“You should stop by sometime and check it out” she said, patting the woman’s hand as it rested on her arm.
Mrs. Newton jerked her hand away quickly, and her face fell even further. “Maybe”, she answered, back to the whisper.
She gathered her purchases, paid for them at the counter with the huge, old-fashioned, push-button register, and started her trek back to the edge of the tiny town, worry wiggling around in her brain. ‘Everyone is acting strangely today’ she pondered, but sensed in the back of her mind that she and her homeplace were somehow the reason. As unnerving as it was, she tried to put it in the back of her mind and focus on what was to come with the beautiful old farmhouse as she walked back there, a day-full of tasks on her plate.

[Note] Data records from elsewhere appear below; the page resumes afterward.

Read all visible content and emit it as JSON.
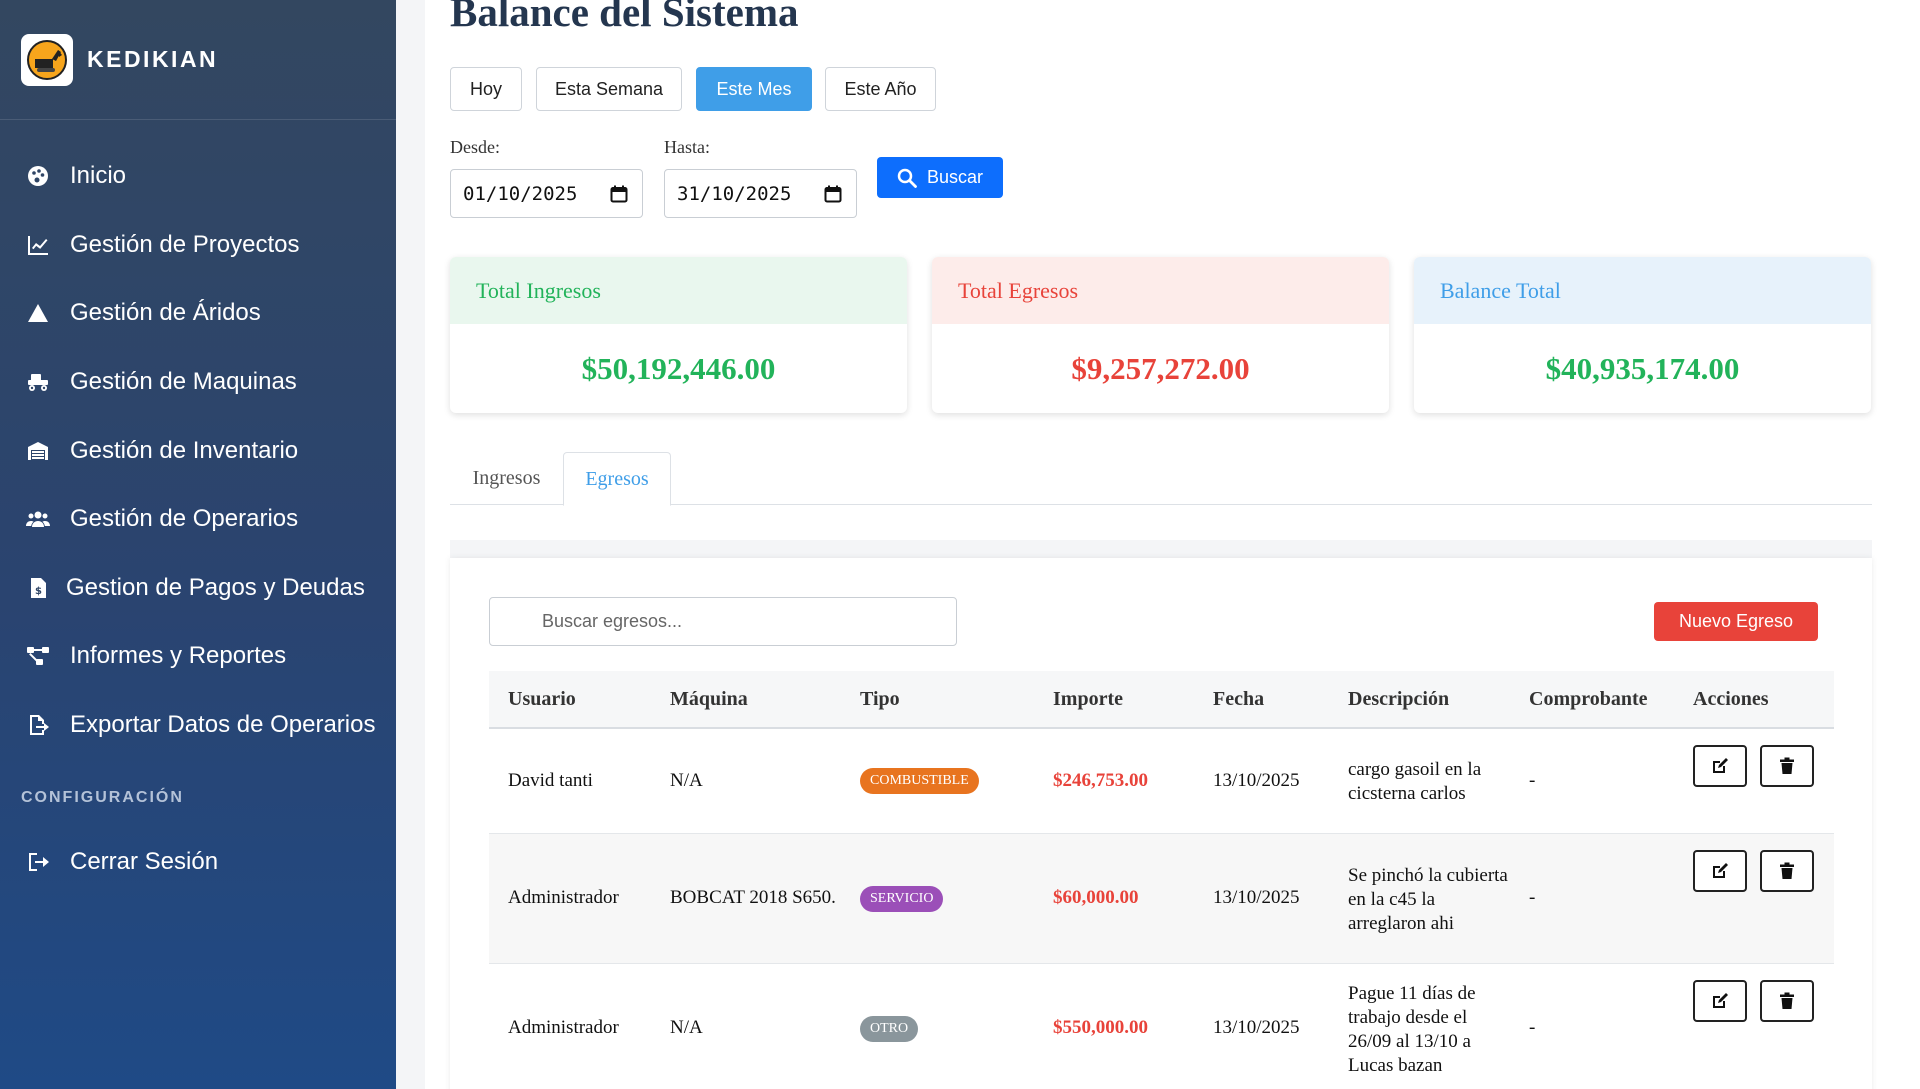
{
  "brand": {
    "name": "KEDIKIAN"
  },
  "sidebar": {
    "items": [
      {
        "label": "Inicio",
        "icon": "palette-icon"
      },
      {
        "label": "Gestión de Proyectos",
        "icon": "chart-line-icon"
      },
      {
        "label": "Gestión de Áridos",
        "icon": "mountain-icon"
      },
      {
        "label": "Gestión de Maquinas",
        "icon": "truck-icon"
      },
      {
        "label": "Gestión de Inventario",
        "icon": "warehouse-icon"
      },
      {
        "label": "Gestión de Operarios",
        "icon": "users-icon"
      },
      {
        "label": "Gestion de Pagos y Deudas",
        "icon": "invoice-dollar-icon"
      },
      {
        "label": "Informes y Reportes",
        "icon": "project-diagram-icon"
      },
      {
        "label": "Exportar Datos de Operarios",
        "icon": "file-export-icon"
      }
    ],
    "section_title": "CONFIGURACIÓN",
    "logout_label": "Cerrar Sesión"
  },
  "page": {
    "title": "Balance del Sistema"
  },
  "periods": {
    "hoy": "Hoy",
    "semana": "Esta Semana",
    "mes": "Este Mes",
    "anio": "Este Año",
    "active": "Este Mes"
  },
  "filters": {
    "desde_label": "Desde:",
    "desde_value": "01/10/2025",
    "hasta_label": "Hasta:",
    "hasta_value": "31/10/2025",
    "search_label": "Buscar"
  },
  "cards": {
    "ingresos": {
      "title": "Total Ingresos",
      "value": "$50,192,446.00"
    },
    "egresos": {
      "title": "Total Egresos",
      "value": "$9,257,272.00"
    },
    "balance": {
      "title": "Balance Total",
      "value": "$40,935,174.00"
    }
  },
  "colors": {
    "income_green": "#22b35a",
    "expense_red": "#e8433a",
    "balance_blue": "#3f9ee8",
    "income_bg": "#e9f7ee",
    "expense_bg": "#fdecea",
    "balance_bg": "#e7f2fb"
  },
  "tabs": {
    "ingresos": "Ingresos",
    "egresos": "Egresos",
    "active": "Egresos"
  },
  "egresos": {
    "search_placeholder": "Buscar egresos...",
    "new_label": "Nuevo Egreso",
    "columns": [
      "Usuario",
      "Máquina",
      "Tipo",
      "Importe",
      "Fecha",
      "Descripción",
      "Comprobante",
      "Acciones"
    ],
    "rows": [
      {
        "usuario": "David tanti",
        "maquina": "N/A",
        "tipo": "COMBUSTIBLE",
        "tipo_color": "#e8741f",
        "importe": "$246,753.00",
        "fecha": "13/10/2025",
        "descripcion": "cargo gasoil en la cicsterna carlos",
        "comprobante": "-"
      },
      {
        "usuario": "Administrador",
        "maquina": "BOBCAT 2018 S650.",
        "tipo": "SERVICIO",
        "tipo_color": "#9b4fb8",
        "importe": "$60,000.00",
        "fecha": "13/10/2025",
        "descripcion": "Se pinchó la cubierta en la c45 la arreglaron ahi",
        "comprobante": "-"
      },
      {
        "usuario": "Administrador",
        "maquina": "N/A",
        "tipo": "OTRO",
        "tipo_color": "#8a969c",
        "importe": "$550,000.00",
        "fecha": "13/10/2025",
        "descripcion": "Pague 11 días de trabajo desde el 26/09 al 13/10 a Lucas bazan",
        "comprobante": "-"
      }
    ]
  }
}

As she reached the edge of the property, she began to feel a small sense of dread. She didn’t want this feeling…not now, not ever! She had dreamed for so long about moving back to her childhood home, making the house and the land sturdy and sound again. Having remained single, she had done nothing but work since she left home, even while she was taking some business courses as a nineteen-year old. She had waited tables, done ironing and house-cleaning for others, and invested her money well, saving out only enough to get by for fifteen years. She was sturdy at 5’8″ and a solid weight (no need to share it all), and very strong, due to her 12 years of building. She had missed out on things like traveling, movies, and designer clothes so she could reach her ultimate goal: buying out her three sibling on the family estate someday. That part had been easy, as none of her three older siblings had wanted the place; they had all married, had children, and moved to more metropolitan areas to start a life. Her oldest brother, Bear, hadn’t even come back for the funeral when their mother passed 13 months ago, but she understood…burying their father 8 years before had nearly done him in. The other two had just made appearances, taken care of business, and gone back to their suburban lives. Maggie, her only sister, had expressed distaste at her desire to revive the old place, calling it ‘creepy’ and ‘dark’. She knew that Maggie was wrong, and didn’t care what any of them thought. This old house had always been a haven for her, a mystery full of legends, lore, and sprawling, oddly-shaped rooms. Her great-grandfather had built it, her grandfather had added a few more rooms to accommodate his nine children, and her own father had been the only one of the nine who had wanted it when his own parents passed away, mysteriously on the same day. As the youngest of four, she remembered some whispers among the adults at times, sometimes after nights that she had been awakened by creaking and banging sounds, but always just figured it was one of her older siblings who had been making a late-night ruckus. The house was sacred to her, and she had been home to visit frequently in her fifteen years away, cooking alongside her sweet mother in the kitchen, and riding out to feed the livestock with her father, in his old beat-up Ford, on every twice-daily trip. Her visits had always been magical, and she had explored each and every room a million times throughout her life. There was always something new to find.
Come to think of it…each room seemed to change a little every time….
As she trudged on with her grocery sacks, she passed by the old run down cabin that Great Uncle Funny’s parents had started housekeeping in. The cabin loomed there to her left, looking mysteriously dark and dingy as the sky darkened with some unexpected clouds. The hairs on the back of her neck stood up, and she quickened her pace…trying to focus on the big house, instead. Things were beginning to feel ominous, like she was in the main character in a creepy Halloween story, and she didn’t like this feeling one, tiny bit. Little did she know, this was only the beginning….
I hope you enjoyed part I of my creepy Halloween Story! Stay tuned for more!
To save you the hunt: